I’ve been enjoying all of the positive comments and feedback that I’ve been getting from new readers as well as long time fans. It certainly does wonders for the psyche. It makes me want to get up every day, put on my pants, walk the 15 feet to my drawing table, and work for 14 hours. There is not much that can ruin that wonderful feeling… except for the negative words from a stranger.
I received a few of those negative words yesterday.
It wasn’t anything harsh or super critical or even personal. The person read my most recent comic for the first time and basically called it “terrible.”
It doesn’t matter that the words were typed on a forum (of sorts) because those can hurt just as much as the verbal kind. In fact, the written word seems to hold a bit more truth than if they were spoken. Most people don’t have the courage to say out loud what they feel, myself included, and it is much easier to express yourself when you can delete and erase and rewrite until it’s perfect.
So I find out that someone thinks my comic is terrible. I read the line. I read it over again. And I read it a third time…
And then I went on to the next comment. And the next.
It didn’t even phase me.
Later that evening I realized what had happened and I was kind of shocked. For my entire life, the delicate balance of my mental state depended on the weight of a feather. When you’re small and fragile, that minuscule weight is so much heavier.
When I was younger, if one person called me “geek,” or say anything else negative toward me, I would fly off the handle. I would scream and cry and get incredibly angry. My tantrums were epic. I was an absolute mess and that only made them want to tease me again and again. As I got older, the grade school and high school teasing lessened, but I was definitely scarred from the experience.

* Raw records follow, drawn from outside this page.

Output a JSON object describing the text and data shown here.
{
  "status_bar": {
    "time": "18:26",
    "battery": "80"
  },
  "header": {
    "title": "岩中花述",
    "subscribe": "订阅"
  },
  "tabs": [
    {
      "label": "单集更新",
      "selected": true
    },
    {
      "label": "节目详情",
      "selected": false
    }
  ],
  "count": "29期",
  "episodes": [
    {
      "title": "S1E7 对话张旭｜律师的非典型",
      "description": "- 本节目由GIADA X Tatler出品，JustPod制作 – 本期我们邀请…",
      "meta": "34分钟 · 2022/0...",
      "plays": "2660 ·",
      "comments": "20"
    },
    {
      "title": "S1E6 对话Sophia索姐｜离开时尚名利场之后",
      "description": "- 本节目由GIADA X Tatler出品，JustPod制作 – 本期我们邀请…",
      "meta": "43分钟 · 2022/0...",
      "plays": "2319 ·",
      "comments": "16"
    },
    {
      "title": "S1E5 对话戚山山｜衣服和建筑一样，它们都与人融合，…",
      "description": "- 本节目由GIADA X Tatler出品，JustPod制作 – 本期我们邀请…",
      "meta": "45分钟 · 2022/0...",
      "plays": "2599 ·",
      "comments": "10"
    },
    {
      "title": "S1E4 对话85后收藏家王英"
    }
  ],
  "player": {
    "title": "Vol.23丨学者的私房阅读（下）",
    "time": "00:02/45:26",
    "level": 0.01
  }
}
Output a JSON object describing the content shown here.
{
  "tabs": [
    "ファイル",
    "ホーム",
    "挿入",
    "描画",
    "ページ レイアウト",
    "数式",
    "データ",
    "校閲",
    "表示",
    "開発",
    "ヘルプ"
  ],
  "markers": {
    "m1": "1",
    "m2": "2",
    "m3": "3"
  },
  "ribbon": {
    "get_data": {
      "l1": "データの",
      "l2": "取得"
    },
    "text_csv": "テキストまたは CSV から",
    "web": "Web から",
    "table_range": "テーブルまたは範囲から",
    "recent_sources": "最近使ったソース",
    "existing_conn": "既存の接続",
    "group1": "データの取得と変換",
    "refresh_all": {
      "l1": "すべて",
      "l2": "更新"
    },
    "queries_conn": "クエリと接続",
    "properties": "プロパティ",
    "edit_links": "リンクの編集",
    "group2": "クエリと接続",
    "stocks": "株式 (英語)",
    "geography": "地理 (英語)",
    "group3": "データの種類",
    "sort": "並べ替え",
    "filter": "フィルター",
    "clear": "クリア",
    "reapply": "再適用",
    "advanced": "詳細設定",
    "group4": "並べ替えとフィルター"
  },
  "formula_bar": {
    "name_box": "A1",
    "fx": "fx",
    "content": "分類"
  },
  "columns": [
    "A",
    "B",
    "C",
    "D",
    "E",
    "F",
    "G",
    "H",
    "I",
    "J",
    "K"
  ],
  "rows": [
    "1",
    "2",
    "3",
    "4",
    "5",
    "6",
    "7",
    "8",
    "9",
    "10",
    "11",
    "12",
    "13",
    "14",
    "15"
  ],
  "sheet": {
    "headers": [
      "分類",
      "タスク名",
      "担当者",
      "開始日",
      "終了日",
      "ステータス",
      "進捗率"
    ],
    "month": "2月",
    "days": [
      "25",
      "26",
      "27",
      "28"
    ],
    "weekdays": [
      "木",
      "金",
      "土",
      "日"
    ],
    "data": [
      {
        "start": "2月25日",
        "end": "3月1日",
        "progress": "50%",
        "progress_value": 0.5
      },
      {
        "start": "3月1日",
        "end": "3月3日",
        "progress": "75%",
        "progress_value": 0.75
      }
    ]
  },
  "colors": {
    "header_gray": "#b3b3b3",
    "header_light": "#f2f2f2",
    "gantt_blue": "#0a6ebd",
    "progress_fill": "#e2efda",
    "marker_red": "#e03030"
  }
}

Even in my 20′s, I didn’t take too kindly to playful teasing, even from friends. I was “sensitive” and didn’t keep the people around me that made it a habit to pick on, ridicule, and taunt their peers.
Yeah, I didn’t have very many friends.
Yesterday was the first time in my life that the negativity did absolutely nothing to me.
It might have been that I’ve grown a thicker skin. It might have been that many of the comments after that one (and the ones before it) were overwhelmingly positive and supportive. It could have been that several people “came to the defense” of the comic itself.
It could have been that I now know that not everyone is going to like my work (or me for that matter), that I should just keep doing what I’m doing, and the people that like it will continue reading. The people that don’t like it can go read something else.
Just because I dodged a bullet doesn’t mean I should go storm the beaches.